>     learning opportunity I have had.
>     It was not easy, and being the original organizer of the team that
>     placed as #12 in the final lineup (out of over 60.000 people that
>     started the class - less than 5.000 finished) I see as a shared
>     honor with the S-Gang and especially Adam, and OLE.
>     The team, cooperation, management skills that made for a
>     17-country, 11-time-zone team to make it through, and end up on
>     top, I have gained working with y'all - the fact we did not end #1
>     was due to my limitations, since the team was and is totally
>     amazing, and after our real-world pitch to a Silicon Valley
>     investor, keeps working, maybe to end up with a real enterprise.
>     HIGHLY recommended is an understatement.
> If you have any summary of what skills or valuableexpierences that you 
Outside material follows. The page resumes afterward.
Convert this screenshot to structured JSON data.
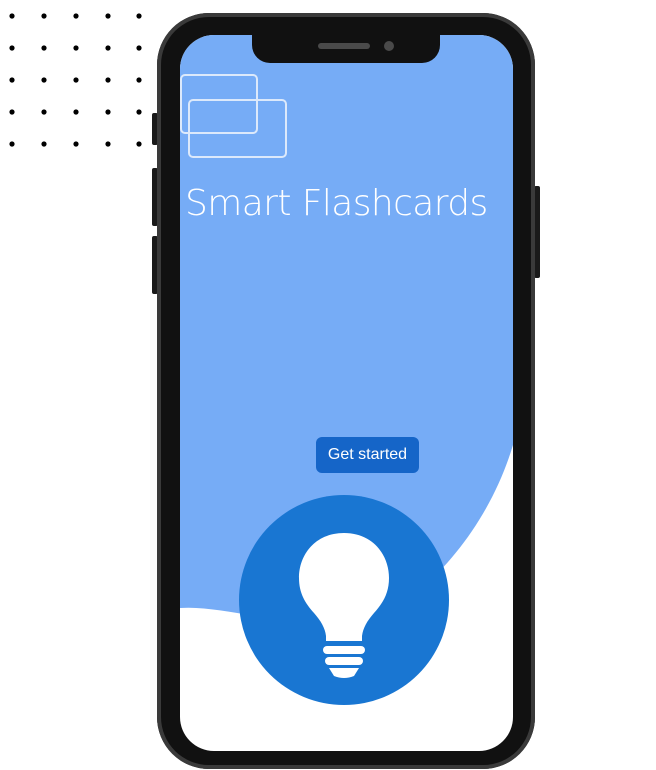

> gained from s-g that helped you finish this high profile class, I 
> think folks would like to know! Or any insights for us to use.
> -Kev
> _______________________________________________
> support-gang mailing list
> support-gang at lists.laptop.org
> http://lists.laptop.org/listinfo/support-gang

-------------- next part --------------
An HTML attachment was scrubbed...
URL: <http://lists.sugarlabs.org/archive/iaep/attachments/20120914/c8e1d86a/attachment-0001.html>

More information about the IAEP mailing list